The prime minister tells Johnson that the Spanish have agreed terms to avoid a British military response. They will evacuate the Falkland islands and allow the return of the British garrison. The prime minister tells Johnson that his publisher had written to request a seat for Johnson in parliament. Johnson says he would like this but that he would not be able to follow a party line. He says all politicians are liars.

The prime minister tells Johnson that the country cannot afford a war. They both recognise that war would also lead to the Tories, in opposition, coming to power, and that they would be unlikely to continue Johnson's government pension. The prime minister asks Johnson to write a pamphlet to convince the public of the case against war.

Parliament is unhappy with the peace agreement, particularly in view of the great expenses incurred in preparing for war. One MP points out that the convention makes no reference to British sovereignty over the Falkland islands, only occupation of Fort Egmont. The press is even more scathing.

Johnson begins to read of the convoluted history of the possession of the Falkland islands. His housekeeper is concerned by the household's unpaid bills but Johnson is uninterested. He goes to watch parliamentary debate. There, one MP suggests that Britain had been the aggressor, to great disapproval. He claims Spain had right to the Falklands by virtue of prior occupation and advocates surrendering the islands.

Johnson meets with the prime minister again and notes that the sides in the debate now seem balanced. They observe Lord Chattham, the pro-war opposition leader, conferring with a writer who, under the pseudonym Junius, writes scathingly of the situation in the press. Johnson is outraged by the man's work. The prime minister implores Johnson to use his similar talent to answer such arguments but Johnson remains uninterested.

That night, Johnson dreams again of the servant being abducted by the press gang.

Junius writes persuasively against the peace convention and is read widely.
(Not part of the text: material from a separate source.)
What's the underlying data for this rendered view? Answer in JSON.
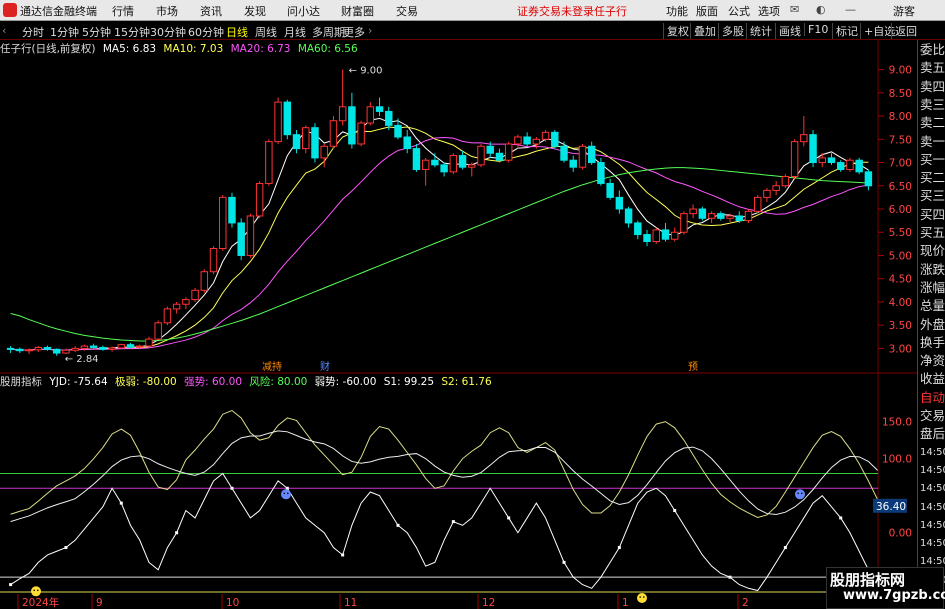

Johnson's publisher implores him to respond to it, but Johnson remains aloof.

In a tavern, Johnson hears how Blanding was carried off by the press gang. When he gets home, the prime minister is waiting for him. He is stern: he must write a response to Junius or lose his government pension. Johnson reports he had already decided to do it, for his own reason, to dispel a nightmare of his servant dragged away to sea and perishing, legs smashed, on the deck of a burning ship. He writes the pamphlet with vigour.

The pamphlet sways opinion and parliament votes in favour of the peace agreement.

Afterwards, the prime minister orders sales of the pamphlet to stop. When Johnson asks why, he says he objected to the besmirching of a dead man's name in the pamphlet. Johnson reports that he has a new relish for politics and asks for a seat in parliament, but the prime minister declines. He discloses that under a secret deal with the Spanish, he will withdraw British forces from the Falklands in a few years. He hopes no one need ever go to war, or write about, the Falklands islands. As Johnson departs, the prime minister notes the disturbing power of his writing.